|Firewatch, Campo Santo games, 2016|
Henry is a man tormented by his choices, with a feeling that he has not only made bad choices, but also doesn't know how to, or doesn't want to deal with the repercussions. This leads him to become a lookout during the summer fire season. He seeks an escape from his problems, a quiet solitude in which he can immerse himself in other tasks. He seeks an escape from his wife, who has Alzheimer's and (due to his inability to care for her) is with her parents in Australia.
|One of the few first-person games to actually give you a body to look at, so you don't feel like a floating camera|
|One of the many beautiful views|
The story threads begin with almost no consequence, a couple of troublesome campers, a stranger on the path at night. The tension builds up slowly, the two teenagers causing you more trouble, your lookout tower broken into, the telephone wires cut. It comes to a head when you find a clipboard with transcribed radio conversations, a radio, and get a knocked out for your trouble.
After the slow burn start, now the mystery begins. It feels like an adventure, much like the trashy spy novels you find scattered around the place. Slowly you uncover this conspiracy, a remote listening post, strangers lurking in the woods, missing hikers and missing teenagers (including the two from earlier). To add to it all, a huge fire begins to spread through the forest, in the distance.
|Your map gets annotated as you explore|
The kicker of course is that the grand plotting mostly exists in the heads of Henry and Delilah, and by extension, you the player. These clues and mysteries that you find are not some big conspiracy, there's no secret recording station experimenting on forest fire lookouts, there's no vengeful killer picking off helpless hikers in the hills. The antagonist turns out to be a father, broken by his choices, unable to face the consequences of his actions, driven mad by grief and regret.
Here is the dark path laid before us, and as Errant Signal points out, a mirror to our protagonist. Another man approaching middle age who has made some terrible decisions and sought refuge in the wilderness. The difference being that Ned took his son along with him, contrary to the rules, selfishly pushing his son into activities unsuited for him, and ended up accidentally killing him. Henry's sins are less severe, but he still acts with selfishness in the introduction when he makes it difficult for his wife to take a new job, and when he rejects having children. Henry then cannot cope when his wife gets early-onset Alzheimer's, and his drinking lands him with a DUI and his wife with her family in Australia.
The finale subverts most narrative expectations, by turning the big mystery into a small one. The big conspiracy turns out to be the work of a lone man, and the burgeoning love story gets curtailed. The setup for a grand adventure turns into a small mystery, and while many will feel disappointed by this, and I did too, but not to the detriment of the experience. Without wishing to trivialise it, there's a certain Scooby Doo nature to the reveal, that there's no killer or government conspiracy but rather one bad man.

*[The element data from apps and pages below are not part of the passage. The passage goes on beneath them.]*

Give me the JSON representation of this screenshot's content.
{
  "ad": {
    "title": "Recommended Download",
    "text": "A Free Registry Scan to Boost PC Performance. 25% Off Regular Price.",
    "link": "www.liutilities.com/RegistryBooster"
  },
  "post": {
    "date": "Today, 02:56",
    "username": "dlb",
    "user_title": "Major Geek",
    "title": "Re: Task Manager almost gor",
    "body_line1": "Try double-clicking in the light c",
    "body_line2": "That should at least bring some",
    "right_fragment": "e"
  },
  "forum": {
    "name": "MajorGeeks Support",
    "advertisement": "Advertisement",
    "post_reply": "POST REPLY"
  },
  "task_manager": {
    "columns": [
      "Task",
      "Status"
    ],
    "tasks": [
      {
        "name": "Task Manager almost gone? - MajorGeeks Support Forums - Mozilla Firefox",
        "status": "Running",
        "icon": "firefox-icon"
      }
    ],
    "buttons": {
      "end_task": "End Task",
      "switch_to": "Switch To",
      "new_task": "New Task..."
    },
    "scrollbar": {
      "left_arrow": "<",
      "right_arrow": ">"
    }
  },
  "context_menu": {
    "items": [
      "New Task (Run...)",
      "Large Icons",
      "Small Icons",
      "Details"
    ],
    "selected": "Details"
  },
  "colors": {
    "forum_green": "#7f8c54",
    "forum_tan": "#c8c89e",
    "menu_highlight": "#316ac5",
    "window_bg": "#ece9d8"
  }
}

It is also surprising how much thought into choices and consequences a game can provide while it actually has very limited choice throughout. With the release of a remastered Bioshock this week it does make me compare the approaches. Both are very linear games, with minor choices throughout, and both contain thought-provoking experiences on the nature of man and the choices we make. But I feel that Firewatch makes a much better point of it, especially since it doesn't have to wear the skin of an action shooter. While the game mechanics of Bioshock undermined it's point I feel like Firewatch instead finds a very good balance.
A key example is the radio conversations, present in both games. In Bioshock they are exposition dumps, a method of communicating the plot to the player in a convenient fashion. Firewatch leaves the majority of this to the environment, filled with short notes and objects to flesh out the world. The radio is used instead as a conversation tool, a way to build your relationship with Delilah in a two-way fashion, whilst also allowing you to curate your experience of the world to her.
You can choose to be open, and tell her what you see in it's entirety, asking her help and input at every turn. Or you can take a much more minimal approach, relying on the radio conversation only when necessary, as the game gives you the option to ignore her conversations at times (she may continue talking however, but you don't need to always reply).
This gives the characters much greater depth than a one-sided speech could ever manage. The ability to respond, even in a cursory way which may have no real impact, makes it a much more rewarding experience. It takes care and good writing in order to create this illusion though, and for a negative example you could look at a game like Fallout 4, or sometimes the Mass Effect series, in which there are often examples of badly written conversations where the illusion of choice is far too apparent and so feels cheap and unrewarding.
|Time to leave...|